While Avedon earned widespread recognition for the shot, which you see at right, Paolozzi was dropped from the New York City Social Register, shunned by Manhattan’s upper crust, and subjected in the press to what is today sometimes called “body shaming.” Columnist Inez Robb wrote that Paolozzi was “no more favored by nature than the average daughter of Eve,” and added for good measure, “Harper’s Bazaar, with its excursion into overexposure, has unwittingly proved that not diamonds but clothes are a girl’s best friend.” If that wasn’t bad enough, just imagine what people wrote in the comments section. They had those then, right?

In any case, Paolozzi was a bold personality, and she went on to make waves yet again with her many wild parties and open marriage to cosmetic surgeon Howard Bellin, commenting in a mid-1970s newspaper article, “[It’s] just the way life is today—one man is simply not enough.” But she didn’t just spend the years having a good time. She also raised money for hospitals in Cambodia and Gabon, orphanages in Afghanistan, and supported eighteen foster children. In a sense, she gave the shirt off her back. Twenty-eight scans from On the Q.T. below.

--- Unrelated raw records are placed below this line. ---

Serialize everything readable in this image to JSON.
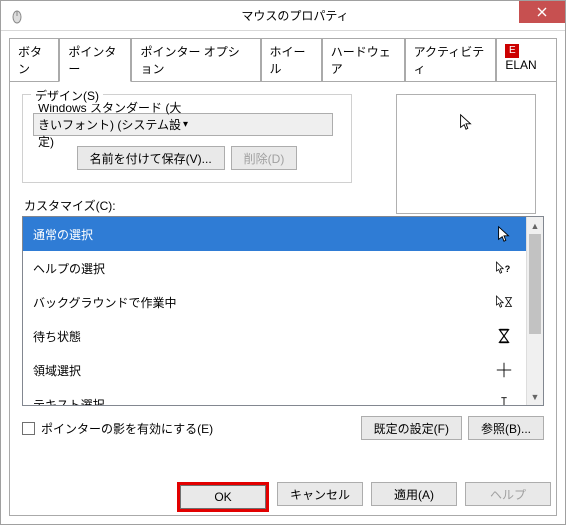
{
  "window": {
    "title": "マウスのプロパティ"
  },
  "tabs": {
    "items": [
      {
        "label": "ボタン"
      },
      {
        "label": "ポインター"
      },
      {
        "label": "ポインター オプション"
      },
      {
        "label": "ホイール"
      },
      {
        "label": "ハードウェア"
      },
      {
        "label": "アクティビティ"
      },
      {
        "label": "ELAN"
      }
    ]
  },
  "design": {
    "group_title": "デザイン(S)",
    "scheme": "Windows スタンダード (大きいフォント) (システム設定)",
    "save_as": "名前を付けて保存(V)...",
    "delete": "削除(D)"
  },
  "customize": {
    "label": "カスタマイズ(C):",
    "items": [
      {
        "label": "通常の選択",
        "icon": "arrow"
      },
      {
        "label": "ヘルプの選択",
        "icon": "arrow-help"
      },
      {
        "label": "バックグラウンドで作業中",
        "icon": "arrow-wait"
      },
      {
        "label": "待ち状態",
        "icon": "hourglass"
      },
      {
        "label": "領域選択",
        "icon": "cross"
      },
      {
        "label": "テキスト選択",
        "icon": "ibeam"
      }
    ]
  },
  "shadow_checkbox": "ポインターの影を有効にする(E)",
  "defaults_btn": "既定の設定(F)",
  "browse_btn": "参照(B)...",
  "buttons": {
    "ok": "OK",
    "cancel": "キャンセル",
    "apply": "適用(A)",
    "help": "ヘルプ"
  }
}
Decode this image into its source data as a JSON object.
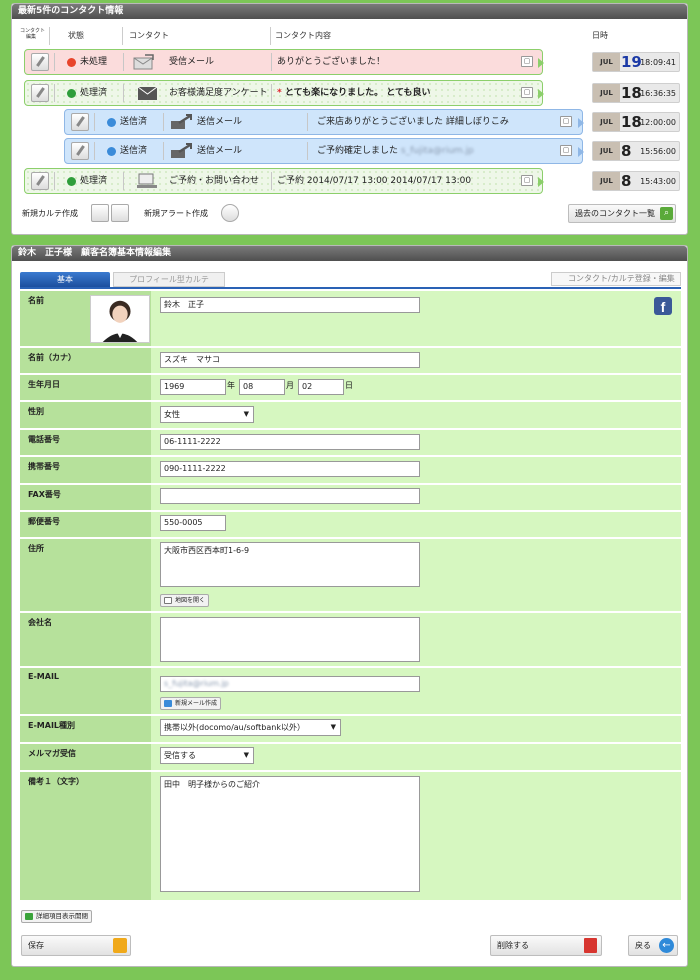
{
  "contacts_panel": {
    "title": "最新5件のコンタクト情報",
    "headers": {
      "edit": "コンタクト\n編集",
      "status": "状態",
      "contact": "コンタクト",
      "content": "コンタクト内容",
      "date": "日時"
    },
    "rows": [
      {
        "status": "未処理",
        "status_color": "#e8442b",
        "type": "受信メール",
        "content": "ありがとうございました！",
        "month": "JUL",
        "day": "19",
        "time": "18:09:41"
      },
      {
        "status": "処理済",
        "status_color": "#2f9e3b",
        "type": "お客様満足度アンケート",
        "content": "とても楽になりました。 とても良い",
        "month": "JUL",
        "day": "18",
        "time": "16:36:35"
      },
      {
        "status": "送信済",
        "status_color": "#3a8bd9",
        "type": "送信メール",
        "content": "ご来店ありがとうございました 詳細しぼりこみ",
        "month": "JUL",
        "day": "18",
        "time": "12:00:00"
      },
      {
        "status": "送信済",
        "status_color": "#3a8bd9",
        "type": "送信メール",
        "content": "ご予約確定しました",
        "content_blur": "s_fujita@rium.jp",
        "month": "JUL",
        "day": "8",
        "time": "15:56:00"
      },
      {
        "status": "処理済",
        "status_color": "#2f9e3b",
        "type": "ご予約・お問い合わせ",
        "content": "ご予約 2014/07/17 13:00 2014/07/17 13:00",
        "month": "JUL",
        "day": "8",
        "time": "15:43:00"
      }
    ],
    "new_karte": "新規カルテ作成",
    "new_alert": "新規アラート作成",
    "past_list": "過去のコンタクト一覧"
  },
  "form_panel": {
    "title": "鈴木　正子様　顧客名簿基本情報編集",
    "tabs": {
      "basic": "基本",
      "profile": "プロフィール型カルテ",
      "contact_reg": "コンタクト/カルテ登録・編集"
    },
    "labels": {
      "name": "名前",
      "kana": "名前（カナ）",
      "birth": "生年月日",
      "gender": "性別",
      "phone": "電話番号",
      "mobile": "携帯番号",
      "fax": "FAX番号",
      "zip": "郵便番号",
      "address": "住所",
      "company": "会社名",
      "email": "E-MAIL",
      "email_type": "E-MAIL種別",
      "magazine": "メルマガ受信",
      "note": "備考１（文字）"
    },
    "values": {
      "name": "鈴木　正子",
      "kana": "スズキ　マサコ",
      "year": "1969",
      "month": "08",
      "day": "02",
      "gender": "女性",
      "phone": "06-1111-2222",
      "mobile": "090-1111-2222",
      "fax": "",
      "zip": "550-0005",
      "address": "大阪市西区西本町1-6-9",
      "company": "",
      "email": "s_fujita@rium.jp",
      "email_type": "携帯以外(docomo/au/softbank以外）",
      "magazine": "受信する",
      "note": "田中　明子様からのご紹介"
    },
    "units": {
      "year": "年",
      "month": "月",
      "day": "日"
    },
    "map_button": "地図を開く",
    "new_mail_button": "新規メール作成",
    "details_toggle": "詳細項目表示開閉",
    "save": "保存",
    "delete": "削除する",
    "back": "戻る",
    "facebook": "f"
  }
}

Next Page
Featured Pulp
japanese themed aslan cover
cure bootleg by aslan
five aslan fontana sleeves
aslan trio for grand damier
ASLAN Harper Lee cover
Four Aslan Covers for Parme
History Rewind
The headlines that mattered yesteryear.
November 28
1942—Nightclub Fire Kills Hundreds
In Boston, Massachusetts, a fire in the fashionable Cocoanut Grove nightclub kills 492 people. Patrons were unable to escape when the fire began because the exits immediately became blocked with panicked people, and other possible exits were welded shut or boarded up. The fire led to a reform of fire codes and safety standards across the country, and the club's owner, Barney Welansky, who had boasted of his ties to the Mafia and to Boston Mayor Maurice J. Tobin, was eventually found guilty of involuntary manslaughter.
November 27
1934—Baby Face Nelson Killed
In the U.S., killer and bank robber Baby Face Nelson, aka Lester Joseph Gillis, dies in a shoot-out with the FBI in Barrington, Illinois. Nelson is shot nine times, but by walking directly into a barrage of gunfire manages to kill both of his FBI pursuers before dying himself.
November 26
1922—Egyptologists Enter Tut's Tomb
British Egyptologists Howard Carter and Lord Carnarvon become the first people to enter the tomb of Pharaoh Tutankhamun in over 3000 years. Though sometimes characterized as scholars, Carter and Carnarvon were primarily interested in riches, and cut up Tut's mummy to more easily obtain the jewels and gold affixed to him.

Advertise Here
Reader Pulp
It's easy. We have an uploader that makes it a snap. Use it to submit your art, text, header, and subhead. Your post can be funny, serious, or anything in between, as long as it's vintage pulp. You'll get a byline and experience the fleeting pride of free authorship. We'll edit your post for typos, but the rest is up to you. Click here to give us your best shot.

Pulp Covers
Pulp art from around the web
Pulp Advertising
Things you'd love to buy but can't anymore Vintage Ads
About Email Legal RSS RSS Tabloid Femmes Fatales Hollywoodland Intl. Notebook Mondo Bizarro Musiquarium Politique Diabolique Sex Files Sportswire